Sam Gilliam (1933- ) was born in Tupelo, Mississippi and grew up in Louisville, Kentucky. He made frequent trips to New York and admired the work of Barnett Newman, Hans Hoffman and Mark Rothko. In his early abstract paintings, his central concerns were structure, color and surface. The paintings had flat, expansive color areas with wide margins. Around 1966, influenced by the Washington Color School Artists Kenneth Noland and Morris Lewis, Gilliam began to pour color onto the canvas and "stain" it. The Washington Color School artists' interests were staining of the canvas to achieve a unity of surface and color, a saturated, bright palette and pouring paint and manipulating it while in a fluid state.

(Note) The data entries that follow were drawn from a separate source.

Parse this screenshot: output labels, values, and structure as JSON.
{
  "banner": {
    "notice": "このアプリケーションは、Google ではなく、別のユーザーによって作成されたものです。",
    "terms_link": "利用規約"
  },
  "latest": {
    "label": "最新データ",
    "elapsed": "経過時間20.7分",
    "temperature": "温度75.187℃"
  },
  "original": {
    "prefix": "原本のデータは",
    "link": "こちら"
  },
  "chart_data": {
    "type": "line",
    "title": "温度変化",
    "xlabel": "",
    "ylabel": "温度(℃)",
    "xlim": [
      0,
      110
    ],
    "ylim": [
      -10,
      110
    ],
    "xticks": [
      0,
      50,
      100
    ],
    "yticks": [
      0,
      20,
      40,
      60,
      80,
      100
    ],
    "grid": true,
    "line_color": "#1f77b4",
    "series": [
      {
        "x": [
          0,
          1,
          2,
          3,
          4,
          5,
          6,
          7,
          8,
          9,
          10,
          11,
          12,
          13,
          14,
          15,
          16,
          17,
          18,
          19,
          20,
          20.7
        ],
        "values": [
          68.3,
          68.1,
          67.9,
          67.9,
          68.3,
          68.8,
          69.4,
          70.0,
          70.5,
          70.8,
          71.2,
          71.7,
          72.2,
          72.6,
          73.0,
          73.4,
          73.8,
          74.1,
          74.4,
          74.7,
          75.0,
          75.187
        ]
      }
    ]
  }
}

He also began to fold the canvas back over itself to create a tension between surfaces and edges, unifying canvas and color as one.
Other works by: Sam Gilliam